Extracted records
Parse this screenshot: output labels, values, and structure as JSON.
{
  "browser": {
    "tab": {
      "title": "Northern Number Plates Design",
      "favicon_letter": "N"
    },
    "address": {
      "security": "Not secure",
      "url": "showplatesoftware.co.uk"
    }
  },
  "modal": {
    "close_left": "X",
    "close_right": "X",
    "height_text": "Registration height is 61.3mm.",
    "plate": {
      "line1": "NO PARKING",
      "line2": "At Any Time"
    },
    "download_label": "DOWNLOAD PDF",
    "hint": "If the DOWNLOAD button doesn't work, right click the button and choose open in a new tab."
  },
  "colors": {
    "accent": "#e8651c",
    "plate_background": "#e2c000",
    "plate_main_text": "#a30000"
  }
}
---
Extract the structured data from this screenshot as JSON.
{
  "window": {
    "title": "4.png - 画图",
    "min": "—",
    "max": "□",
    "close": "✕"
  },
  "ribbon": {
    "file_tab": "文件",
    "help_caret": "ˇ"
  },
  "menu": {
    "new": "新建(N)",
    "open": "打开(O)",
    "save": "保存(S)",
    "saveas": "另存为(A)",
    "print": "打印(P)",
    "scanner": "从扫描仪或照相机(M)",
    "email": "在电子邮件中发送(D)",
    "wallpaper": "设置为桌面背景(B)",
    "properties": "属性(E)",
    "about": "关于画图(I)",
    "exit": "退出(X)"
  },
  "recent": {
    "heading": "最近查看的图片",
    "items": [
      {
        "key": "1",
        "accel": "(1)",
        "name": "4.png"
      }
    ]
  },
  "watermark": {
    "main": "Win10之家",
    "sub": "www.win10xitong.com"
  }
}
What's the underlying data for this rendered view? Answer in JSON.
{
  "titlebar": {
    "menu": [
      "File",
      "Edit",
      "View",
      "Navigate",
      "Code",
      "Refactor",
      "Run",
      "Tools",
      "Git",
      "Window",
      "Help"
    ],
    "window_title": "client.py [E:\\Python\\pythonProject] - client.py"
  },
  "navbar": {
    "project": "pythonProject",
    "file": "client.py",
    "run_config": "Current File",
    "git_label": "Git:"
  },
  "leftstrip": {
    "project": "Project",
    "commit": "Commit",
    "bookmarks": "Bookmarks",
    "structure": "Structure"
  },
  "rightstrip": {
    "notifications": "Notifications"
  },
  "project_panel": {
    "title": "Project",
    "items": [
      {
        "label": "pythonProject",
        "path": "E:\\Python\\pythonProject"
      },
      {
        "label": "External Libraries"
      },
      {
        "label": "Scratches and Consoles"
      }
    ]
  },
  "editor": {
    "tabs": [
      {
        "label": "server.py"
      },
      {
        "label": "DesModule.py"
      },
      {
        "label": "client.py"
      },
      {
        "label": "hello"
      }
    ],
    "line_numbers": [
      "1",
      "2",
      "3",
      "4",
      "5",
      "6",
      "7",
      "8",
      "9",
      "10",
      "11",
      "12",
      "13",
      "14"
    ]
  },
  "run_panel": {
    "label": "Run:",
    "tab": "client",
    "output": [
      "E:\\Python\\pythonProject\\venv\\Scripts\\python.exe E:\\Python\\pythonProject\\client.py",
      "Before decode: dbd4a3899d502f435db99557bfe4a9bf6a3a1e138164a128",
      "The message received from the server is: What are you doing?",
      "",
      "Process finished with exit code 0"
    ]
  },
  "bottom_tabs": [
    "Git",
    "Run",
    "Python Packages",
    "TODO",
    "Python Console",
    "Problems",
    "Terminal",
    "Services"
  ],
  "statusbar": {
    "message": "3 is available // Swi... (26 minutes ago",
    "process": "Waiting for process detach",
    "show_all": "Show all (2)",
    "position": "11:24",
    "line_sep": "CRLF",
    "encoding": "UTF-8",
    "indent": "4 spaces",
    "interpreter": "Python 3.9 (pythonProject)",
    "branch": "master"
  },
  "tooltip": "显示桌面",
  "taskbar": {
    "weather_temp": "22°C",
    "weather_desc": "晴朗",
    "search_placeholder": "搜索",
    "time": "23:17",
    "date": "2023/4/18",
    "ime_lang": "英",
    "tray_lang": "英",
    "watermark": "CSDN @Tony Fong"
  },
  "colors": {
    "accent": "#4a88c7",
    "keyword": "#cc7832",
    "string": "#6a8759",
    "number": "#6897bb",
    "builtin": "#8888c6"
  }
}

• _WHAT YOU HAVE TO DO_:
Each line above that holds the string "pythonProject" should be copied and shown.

• _ANSWER SPACE_:
    "window_title": "client.py [E:\\Python\\pythonProject] - client.py"
    "project": "pythonProject",
        "label": "pythonProject",
        "path": "E:\\Python\\pythonProject"
      "E:\\Python\\pythonProject\\venv\\Scripts\\python.exe E:\\Python\\pythonProject\\client.py",
    "interpreter": "Python 3.9 (pythonProject)",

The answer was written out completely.